> [PROBLEM] The reply must contain all of the records, unchanged.

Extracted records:
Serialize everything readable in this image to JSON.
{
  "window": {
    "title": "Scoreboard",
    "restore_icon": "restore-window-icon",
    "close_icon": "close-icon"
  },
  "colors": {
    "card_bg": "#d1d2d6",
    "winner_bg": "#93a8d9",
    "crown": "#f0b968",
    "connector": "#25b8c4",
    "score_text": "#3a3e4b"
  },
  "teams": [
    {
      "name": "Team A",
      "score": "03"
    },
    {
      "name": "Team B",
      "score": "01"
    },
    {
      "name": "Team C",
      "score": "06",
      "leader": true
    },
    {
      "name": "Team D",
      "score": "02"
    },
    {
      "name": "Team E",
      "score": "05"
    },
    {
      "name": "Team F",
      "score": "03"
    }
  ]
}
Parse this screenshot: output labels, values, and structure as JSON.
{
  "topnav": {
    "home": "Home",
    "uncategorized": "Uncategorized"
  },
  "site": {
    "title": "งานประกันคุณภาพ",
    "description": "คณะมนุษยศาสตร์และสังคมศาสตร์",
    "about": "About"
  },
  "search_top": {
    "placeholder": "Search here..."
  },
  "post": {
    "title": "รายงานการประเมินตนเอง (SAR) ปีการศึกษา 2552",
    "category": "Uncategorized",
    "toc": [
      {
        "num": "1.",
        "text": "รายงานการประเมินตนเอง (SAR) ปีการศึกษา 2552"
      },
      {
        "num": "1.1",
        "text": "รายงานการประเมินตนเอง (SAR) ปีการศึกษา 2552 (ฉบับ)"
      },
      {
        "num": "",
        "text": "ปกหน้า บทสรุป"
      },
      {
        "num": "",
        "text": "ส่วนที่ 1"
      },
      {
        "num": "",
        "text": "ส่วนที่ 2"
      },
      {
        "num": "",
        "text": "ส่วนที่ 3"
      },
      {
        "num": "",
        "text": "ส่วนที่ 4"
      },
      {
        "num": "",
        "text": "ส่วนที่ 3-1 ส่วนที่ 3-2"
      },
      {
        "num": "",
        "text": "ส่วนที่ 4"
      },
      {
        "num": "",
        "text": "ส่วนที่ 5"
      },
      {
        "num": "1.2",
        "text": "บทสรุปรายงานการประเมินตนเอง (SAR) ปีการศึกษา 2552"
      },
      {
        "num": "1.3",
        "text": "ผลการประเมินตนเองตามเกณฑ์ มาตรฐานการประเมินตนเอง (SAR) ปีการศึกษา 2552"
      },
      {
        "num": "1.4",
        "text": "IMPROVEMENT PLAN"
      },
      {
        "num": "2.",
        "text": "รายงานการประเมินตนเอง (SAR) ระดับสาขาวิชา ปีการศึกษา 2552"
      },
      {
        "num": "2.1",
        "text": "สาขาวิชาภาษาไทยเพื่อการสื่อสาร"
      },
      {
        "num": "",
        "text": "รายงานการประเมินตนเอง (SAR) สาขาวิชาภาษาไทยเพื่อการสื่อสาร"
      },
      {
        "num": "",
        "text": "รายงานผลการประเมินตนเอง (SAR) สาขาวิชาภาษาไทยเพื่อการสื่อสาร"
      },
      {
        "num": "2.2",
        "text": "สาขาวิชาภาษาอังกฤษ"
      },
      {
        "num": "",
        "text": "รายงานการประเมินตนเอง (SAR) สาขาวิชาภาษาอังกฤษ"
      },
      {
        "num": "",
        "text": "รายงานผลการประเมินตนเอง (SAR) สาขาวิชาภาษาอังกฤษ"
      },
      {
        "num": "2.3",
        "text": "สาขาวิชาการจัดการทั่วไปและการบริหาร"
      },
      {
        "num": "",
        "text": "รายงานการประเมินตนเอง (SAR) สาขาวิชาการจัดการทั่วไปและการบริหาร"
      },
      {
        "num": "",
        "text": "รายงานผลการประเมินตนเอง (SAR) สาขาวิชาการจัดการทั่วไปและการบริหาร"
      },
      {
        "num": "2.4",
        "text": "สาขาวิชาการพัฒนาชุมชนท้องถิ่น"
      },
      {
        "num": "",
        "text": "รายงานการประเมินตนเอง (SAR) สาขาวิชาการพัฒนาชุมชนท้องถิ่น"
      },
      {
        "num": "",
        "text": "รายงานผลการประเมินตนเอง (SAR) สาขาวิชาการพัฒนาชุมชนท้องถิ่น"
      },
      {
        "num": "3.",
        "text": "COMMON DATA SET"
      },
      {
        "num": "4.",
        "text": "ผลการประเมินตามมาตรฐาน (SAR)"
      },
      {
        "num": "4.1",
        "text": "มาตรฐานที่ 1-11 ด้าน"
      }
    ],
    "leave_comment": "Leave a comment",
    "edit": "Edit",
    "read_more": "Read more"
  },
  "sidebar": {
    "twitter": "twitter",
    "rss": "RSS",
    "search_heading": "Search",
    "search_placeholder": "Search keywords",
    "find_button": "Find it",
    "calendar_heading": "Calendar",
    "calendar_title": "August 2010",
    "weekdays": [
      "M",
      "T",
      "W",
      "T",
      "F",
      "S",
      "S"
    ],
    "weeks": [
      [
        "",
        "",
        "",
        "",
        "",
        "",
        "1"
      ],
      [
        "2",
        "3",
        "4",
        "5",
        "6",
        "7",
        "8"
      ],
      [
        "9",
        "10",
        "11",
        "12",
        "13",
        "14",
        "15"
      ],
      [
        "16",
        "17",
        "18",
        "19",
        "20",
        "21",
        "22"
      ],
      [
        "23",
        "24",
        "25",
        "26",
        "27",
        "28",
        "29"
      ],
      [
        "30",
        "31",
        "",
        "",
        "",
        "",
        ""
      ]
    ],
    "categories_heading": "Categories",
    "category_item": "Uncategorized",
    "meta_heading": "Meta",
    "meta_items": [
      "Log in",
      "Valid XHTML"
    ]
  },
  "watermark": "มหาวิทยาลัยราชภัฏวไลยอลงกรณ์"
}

> [WRITTEN REPLY]
Serialize everything readable in this image to JSON.
{
  "window": {
    "title": "Scoreboard",
    "restore_icon": "restore-window-icon",
    "close_icon": "close-icon"
  },
  "colors": {
    "card_bg": "#d1d2d6",
    "winner_bg": "#93a8d9",
    "crown": "#f0b968",
    "connector": "#25b8c4",
    "score_text": "#3a3e4b"
  },
  "teams": [
    {
      "name": "Team A",
      "score": "03"
    },
    {
      "name": "Team B",
      "score": "01"
    },
    {
      "name": "Team C",
      "score": "06",
      "leader": true
    },
    {
      "name": "Team D",
      "score": "02"
    },
    {
      "name": "Team E",
      "score": "05"
    },
    {
      "name": "Team F",
      "score": "03"
    }
  ]
}
Parse this screenshot: output labels, values, and structure as JSON.
{
  "topnav": {
    "home": "Home",
    "uncategorized": "Uncategorized"
  },
  "site": {
    "title": "งานประกันคุณภาพ",
    "description": "คณะมนุษยศาสตร์และสังคมศาสตร์",
    "about": "About"
  },
  "search_top": {
    "placeholder": "Search here..."
  },
  "post": {
    "title": "รายงานการประเมินตนเอง (SAR) ปีการศึกษา 2552",
    "category": "Uncategorized",
    "toc": [
      {
        "num": "1.",
        "text": "รายงานการประเมินตนเอง (SAR) ปีการศึกษา 2552"
      },
      {
        "num": "1.1",
        "text": "รายงานการประเมินตนเอง (SAR) ปีการศึกษา 2552 (ฉบับ)"
      },
      {
        "num": "",
        "text": "ปกหน้า บทสรุป"
      },
      {
        "num": "",
        "text": "ส่วนที่ 1"
      },
      {
        "num": "",
        "text": "ส่วนที่ 2"
      },
      {
        "num": "",
        "text": "ส่วนที่ 3"
      },
      {
        "num": "",
        "text": "ส่วนที่ 4"
      },
      {
        "num": "",
        "text": "ส่วนที่ 3-1 ส่วนที่ 3-2"
      },
      {
        "num": "",
        "text": "ส่วนที่ 4"
      },
      {
        "num": "",
        "text": "ส่วนที่ 5"
      },
      {
        "num": "1.2",
        "text": "บทสรุปรายงานการประเมินตนเอง (SAR) ปีการศึกษา 2552"
      },
      {
        "num": "1.3",
        "text": "ผลการประเมินตนเองตามเกณฑ์ มาตรฐานการประเมินตนเอง (SAR) ปีการศึกษา 2552"
      },
      {
        "num": "1.4",
        "text": "IMPROVEMENT PLAN"
      },
      {
        "num": "2.",
        "text": "รายงานการประเมินตนเอง (SAR) ระดับสาขาวิชา ปีการศึกษา 2552"
      },
      {
        "num": "2.1",
        "text": "สาขาวิชาภาษาไทยเพื่อการสื่อสาร"
      },
      {
        "num": "",
        "text": "รายงานการประเมินตนเอง (SAR) สาขาวิชาภาษาไทยเพื่อการสื่อสาร"
      },
      {
        "num": "",
        "text": "รายงานผลการประเมินตนเอง (SAR) สาขาวิชาภาษาไทยเพื่อการสื่อสาร"
      },
      {
        "num": "2.2",
        "text": "สาขาวิชาภาษาอังกฤษ"
      },
      {
        "num": "",
        "text": "รายงานการประเมินตนเอง (SAR) สาขาวิชาภาษาอังกฤษ"
      },
      {
        "num": "",
        "text": "รายงานผลการประเมินตนเอง (SAR) สาขาวิชาภาษาอังกฤษ"
      },
      {
        "num": "2.3",
        "text": "สาขาวิชาการจัดการทั่วไปและการบริหาร"
      },
      {
        "num": "",
        "text": "รายงานการประเมินตนเอง (SAR) สาขาวิชาการจัดการทั่วไปและการบริหาร"
      },
      {
        "num": "",
        "text": "รายงานผลการประเมินตนเอง (SAR) สาขาวิชาการจัดการทั่วไปและการบริหาร"
      },
      {
        "num": "2.4",
        "text": "สาขาวิชาการพัฒนาชุมชนท้องถิ่น"
      },
      {
        "num": "",
        "text": "รายงานการประเมินตนเอง (SAR) สาขาวิชาการพัฒนาชุมชนท้องถิ่น"
      },
      {
        "num": "",
        "text": "รายงานผลการประเมินตนเอง (SAR) สาขาวิชาการพัฒนาชุมชนท้องถิ่น"
      },
      {
        "num": "3.",
        "text": "COMMON DATA SET"
      },
      {
        "num": "4.",
        "text": "ผลการประเมินตามมาตรฐาน (SAR)"
      },
      {
        "num": "4.1",
        "text": "มาตรฐานที่ 1-11 ด้าน"
      }
    ],
    "leave_comment": "Leave a comment",
    "edit": "Edit",
    "read_more": "Read more"
  },
  "sidebar": {
    "twitter": "twitter",
    "rss": "RSS",
    "search_heading": "Search",
    "search_placeholder": "Search keywords",
    "find_button": "Find it",
    "calendar_heading": "Calendar",
    "calendar_title": "August 2010",
    "weekdays": [
      "M",
      "T",
      "W",
      "T",
      "F",
      "S",
      "S"
    ],
    "weeks": [
      [
        "",
        "",
        "",
        "",
        "",
        "",
        "1"
      ],
      [
        "2",
        "3",
        "4",
        "5",
        "6",
        "7",
        "8"
      ],
      [
        "9",
        "10",
        "11",
        "12",
        "13",
        "14",
        "15"
      ],
      [
        "16",
        "17",
        "18",
        "19",
        "20",
        "21",
        "22"
      ],
      [
        "23",
        "24",
        "25",
        "26",
        "27",
        "28",
        "29"
      ],
      [
        "30",
        "31",
        "",
        "",
        "",
        "",
        ""
      ]
    ],
    "categories_heading": "Categories",
    "category_item": "Uncategorized",
    "meta_heading": "Meta",
    "meta_items": [
      "Log in",
      "Valid XHTML"
    ]
  },
  "watermark": "มหาวิทยาลัยราชภัฏวไลยอลงกรณ์"
}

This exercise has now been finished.